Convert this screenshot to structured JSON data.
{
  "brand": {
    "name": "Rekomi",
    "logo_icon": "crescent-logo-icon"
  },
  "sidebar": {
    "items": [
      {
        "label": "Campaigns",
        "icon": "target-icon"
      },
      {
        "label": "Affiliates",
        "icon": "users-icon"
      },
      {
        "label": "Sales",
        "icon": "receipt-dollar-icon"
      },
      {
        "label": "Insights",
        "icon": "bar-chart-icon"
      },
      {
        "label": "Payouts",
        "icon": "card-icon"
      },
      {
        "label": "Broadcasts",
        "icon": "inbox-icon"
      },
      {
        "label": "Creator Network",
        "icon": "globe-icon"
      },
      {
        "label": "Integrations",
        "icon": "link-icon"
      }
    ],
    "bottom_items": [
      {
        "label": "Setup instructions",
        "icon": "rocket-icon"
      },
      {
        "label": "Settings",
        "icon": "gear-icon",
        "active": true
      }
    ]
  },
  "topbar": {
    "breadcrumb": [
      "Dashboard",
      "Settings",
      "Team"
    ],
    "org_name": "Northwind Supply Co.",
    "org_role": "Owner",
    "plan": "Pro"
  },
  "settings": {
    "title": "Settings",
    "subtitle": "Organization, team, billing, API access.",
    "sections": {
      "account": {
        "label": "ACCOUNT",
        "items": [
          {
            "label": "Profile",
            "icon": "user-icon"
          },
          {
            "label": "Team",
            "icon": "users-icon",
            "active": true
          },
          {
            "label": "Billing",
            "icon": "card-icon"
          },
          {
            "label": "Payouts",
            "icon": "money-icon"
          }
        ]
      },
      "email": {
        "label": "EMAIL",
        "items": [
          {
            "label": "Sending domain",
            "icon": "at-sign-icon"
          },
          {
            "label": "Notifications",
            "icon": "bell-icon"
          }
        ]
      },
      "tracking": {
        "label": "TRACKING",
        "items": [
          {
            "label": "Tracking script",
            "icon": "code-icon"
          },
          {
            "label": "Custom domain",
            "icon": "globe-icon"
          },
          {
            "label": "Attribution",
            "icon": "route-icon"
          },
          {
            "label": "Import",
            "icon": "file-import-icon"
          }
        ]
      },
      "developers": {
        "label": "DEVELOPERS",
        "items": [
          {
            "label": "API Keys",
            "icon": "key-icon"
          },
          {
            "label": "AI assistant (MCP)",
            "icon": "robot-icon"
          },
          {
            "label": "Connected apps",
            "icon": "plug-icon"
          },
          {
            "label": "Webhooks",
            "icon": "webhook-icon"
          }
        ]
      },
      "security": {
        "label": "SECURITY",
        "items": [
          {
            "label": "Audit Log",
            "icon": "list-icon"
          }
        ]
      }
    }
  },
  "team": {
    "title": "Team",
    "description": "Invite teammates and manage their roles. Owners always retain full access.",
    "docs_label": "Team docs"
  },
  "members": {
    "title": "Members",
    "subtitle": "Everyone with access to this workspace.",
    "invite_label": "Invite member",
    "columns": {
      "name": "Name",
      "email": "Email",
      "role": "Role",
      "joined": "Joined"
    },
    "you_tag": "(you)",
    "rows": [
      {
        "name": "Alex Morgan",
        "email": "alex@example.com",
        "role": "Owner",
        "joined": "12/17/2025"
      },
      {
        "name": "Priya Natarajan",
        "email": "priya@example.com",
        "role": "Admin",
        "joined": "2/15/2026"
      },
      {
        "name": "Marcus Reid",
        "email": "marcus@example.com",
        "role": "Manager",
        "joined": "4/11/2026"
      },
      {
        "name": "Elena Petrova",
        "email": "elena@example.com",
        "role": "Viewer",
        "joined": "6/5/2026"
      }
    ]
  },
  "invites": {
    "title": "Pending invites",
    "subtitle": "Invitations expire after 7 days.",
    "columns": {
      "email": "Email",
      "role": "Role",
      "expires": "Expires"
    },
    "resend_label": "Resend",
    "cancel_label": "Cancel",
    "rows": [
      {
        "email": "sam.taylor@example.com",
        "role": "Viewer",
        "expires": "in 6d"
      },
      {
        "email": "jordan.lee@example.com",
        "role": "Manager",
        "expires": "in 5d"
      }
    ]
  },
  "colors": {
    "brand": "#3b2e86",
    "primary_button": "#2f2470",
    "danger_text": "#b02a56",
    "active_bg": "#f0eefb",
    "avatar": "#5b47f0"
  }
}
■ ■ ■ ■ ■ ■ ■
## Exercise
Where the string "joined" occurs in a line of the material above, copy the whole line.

## Response to the exercise
      "joined": "Joined"
        "joined": "12/17/2025"
        "joined": "2/15/2026"
        "joined": "4/11/2026"
        "joined": "6/5/2026"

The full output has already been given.